How does he do it all? Jeremy, a copywriter, was recently awarded a CBE for services to advertising. He is chairman of M&C Saatchi plc, a worldwide advertising company. With a keen interest in politics, he has extensive experience of election campaigns, starting with Mrs Thatcher’s in 1978. He has attended the School in London for nearly 50 years. He is chairman of the Board of Governors of St James, of the Jyoti Trust, and the Tony Blair Faith Foundation and is the author of two books.
PLAY YOUR CARDS?
Jeremy Sinclair, London
My schooling passed by in a haze of ‘could do better’ reports, a sentiment my parents readily agreed with. Rather too readily. However, they appeared totally unconcerned about the eventual outcome. They seemed to assume it would turn out well. So later in life, when I was running a public company, or winning awards at Cannes or anything else happened, they exuded the same total lack of surprise. Nobody but you knows the cards you were dealt.
What was in my hand? My mother had a lifelong interest in matters spiritual. She read Steiner, Blavatsky, did Yoga before it was fashionable. My father, an engineer by training but a management consultant by practice, had little time for such matters, but he had an original, inquiring, creative mind. Merge the two and this is the result.
What drew you to advertising?
Chance. I was in Paris when two things happened. One: I bought a copy of the Times newspaper, and thinking it was time to get a job, wrote to every advertiser in the paper, just to see what reaction I got. After six weeks on holiday, I returned to a pile of polite rejections. But one – I had applied to do an adverting course at Watford Art School – asked me to come for an interview. They took only 11 students, in the belief that that was as many as would find jobs in the industry. One year later, I had a diploma in Advertising Writing (Grade C) and a portfolio of ads to show. I applied to all the best places:
I am writing for a job. I want to write for a living. Can I come and show you my work?
Some weeks later, I got a job with a very young company run by a very young Charles Saatchi. So it was chance and a love of words, pictures and ideas that drew me to advertising. We were brought up on the King James Bible. This is an excellent guide to writing English. And I urge any aspiring copywriter to absorb it. The other thing that happened in Paris was I got a letter from a good friend who had joined a class at the School of Economic Science. When the Watford course was over I went to see what Phillip had got himself mixed up with. I am still finding out.
The final stroke of luck was the arrival at the company of a tall slim illustrator who magically had also been introduced to the same meditation, although not by the School. She is now the mother of our children and the grandmother of our grandchildren.
How have you managed your time between work and family?

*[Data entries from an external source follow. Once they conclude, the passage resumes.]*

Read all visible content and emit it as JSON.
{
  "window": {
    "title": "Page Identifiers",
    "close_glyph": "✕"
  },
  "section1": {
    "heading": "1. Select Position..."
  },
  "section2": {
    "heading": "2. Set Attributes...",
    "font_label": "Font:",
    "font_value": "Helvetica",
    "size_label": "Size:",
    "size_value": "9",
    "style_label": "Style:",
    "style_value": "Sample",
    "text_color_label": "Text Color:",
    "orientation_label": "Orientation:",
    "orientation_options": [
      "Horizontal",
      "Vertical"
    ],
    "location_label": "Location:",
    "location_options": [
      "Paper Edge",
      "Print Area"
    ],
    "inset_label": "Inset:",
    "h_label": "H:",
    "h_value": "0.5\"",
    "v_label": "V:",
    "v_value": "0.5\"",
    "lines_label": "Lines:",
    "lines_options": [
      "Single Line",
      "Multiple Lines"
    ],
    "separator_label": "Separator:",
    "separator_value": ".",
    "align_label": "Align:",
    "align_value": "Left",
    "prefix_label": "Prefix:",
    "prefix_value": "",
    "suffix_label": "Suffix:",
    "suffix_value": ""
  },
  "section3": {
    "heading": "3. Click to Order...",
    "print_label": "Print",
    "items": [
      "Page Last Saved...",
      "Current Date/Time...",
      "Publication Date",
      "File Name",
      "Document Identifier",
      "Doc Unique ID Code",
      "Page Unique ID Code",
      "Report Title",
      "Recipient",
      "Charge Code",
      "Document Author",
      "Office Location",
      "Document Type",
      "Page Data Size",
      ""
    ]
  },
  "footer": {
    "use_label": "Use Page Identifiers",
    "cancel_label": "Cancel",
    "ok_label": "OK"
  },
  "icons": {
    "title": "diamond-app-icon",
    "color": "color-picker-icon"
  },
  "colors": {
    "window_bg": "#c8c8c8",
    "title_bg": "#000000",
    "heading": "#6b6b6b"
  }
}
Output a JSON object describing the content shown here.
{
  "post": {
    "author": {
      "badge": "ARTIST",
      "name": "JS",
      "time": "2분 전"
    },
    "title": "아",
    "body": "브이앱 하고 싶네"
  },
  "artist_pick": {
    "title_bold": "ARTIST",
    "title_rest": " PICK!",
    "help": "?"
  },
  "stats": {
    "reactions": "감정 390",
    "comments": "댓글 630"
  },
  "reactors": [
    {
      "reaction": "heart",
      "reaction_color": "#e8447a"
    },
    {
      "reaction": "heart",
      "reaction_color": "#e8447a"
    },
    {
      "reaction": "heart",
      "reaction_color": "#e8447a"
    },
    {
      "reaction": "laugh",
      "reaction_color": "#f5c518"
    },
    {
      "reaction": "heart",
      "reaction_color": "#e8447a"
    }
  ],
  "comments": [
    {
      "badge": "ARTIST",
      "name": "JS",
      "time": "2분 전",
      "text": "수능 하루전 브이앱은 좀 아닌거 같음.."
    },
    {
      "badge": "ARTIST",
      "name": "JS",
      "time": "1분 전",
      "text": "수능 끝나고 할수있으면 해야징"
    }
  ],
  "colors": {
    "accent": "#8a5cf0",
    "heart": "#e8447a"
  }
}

In the early days of the company, we worked every day we could but there was rarely a conflict. The family may have seen less of me than most fathers, but that may have been a good thing. More seriously, I felt it was important to show that if something was important, it had to be done, whatever. But we tried to keep summer holidays sacrosanct. I was blessed because my family were in School.
And work and School?
If you intend to do something, it tends to happen. Once I was in a meeting with Prime Minister Margaret Thatcher and it was getting close to 7pm. I said, ‘I am afraid I have a duty (service in the School) to do this evening’. And off I went, the people parting like the Red Sea. Mrs Thatcher understood the concept of duty.
When under pressure, what gets you through?
The joy of pressure is that it removes any time for irrelevance, there is no time to doubt, no room for a side track, just enough time and space to be cool and quick. The pressure forces you to do only what is absolutely necessary now. I love it. Admittedly there have been times in the past, when we were building the company, when I didn’t know how I was going to get to the end of the week. I just couldn’t see how it could happen but it does. You get there, the days roll along. When I was at school as a child, we had lots of different subjects, Maths, English, French, History etc. I follow the same approach now that I am grown up. You need a variety of subjects.
What attracts you to the work in the School?
1) It is important.
2) It is a journey to an uncharted place. I love learning and I love teaching. The two are not different activities. When you teach you learn. One of the joys of my life is being involved with the senior students in London. You’ve got maybe 50 or 60 people who have spent their life working to a particular goal. It’s an honour untold.
Is meditation important to you?
It’s the best gift I know. Absolutely magic. What a ceremony! (In the School, people are introduced to meditation with a simple traditional ceremony.) It lasts, what, half an hour? yet has the power to bring you to spend an hour a day at peace for the rest of your life.
So there you have my story, one school, one wife, one job. That’s my equivalent of the old hymn: one church, one faith, one Lord.
Finally, anyone who has read this far deserves a reward, so how about some tips for success?
Do nothing but play your cards. Meditate twice a day. Don’t take life too seriously. Keep saying, ‘You never know’. Keep it short.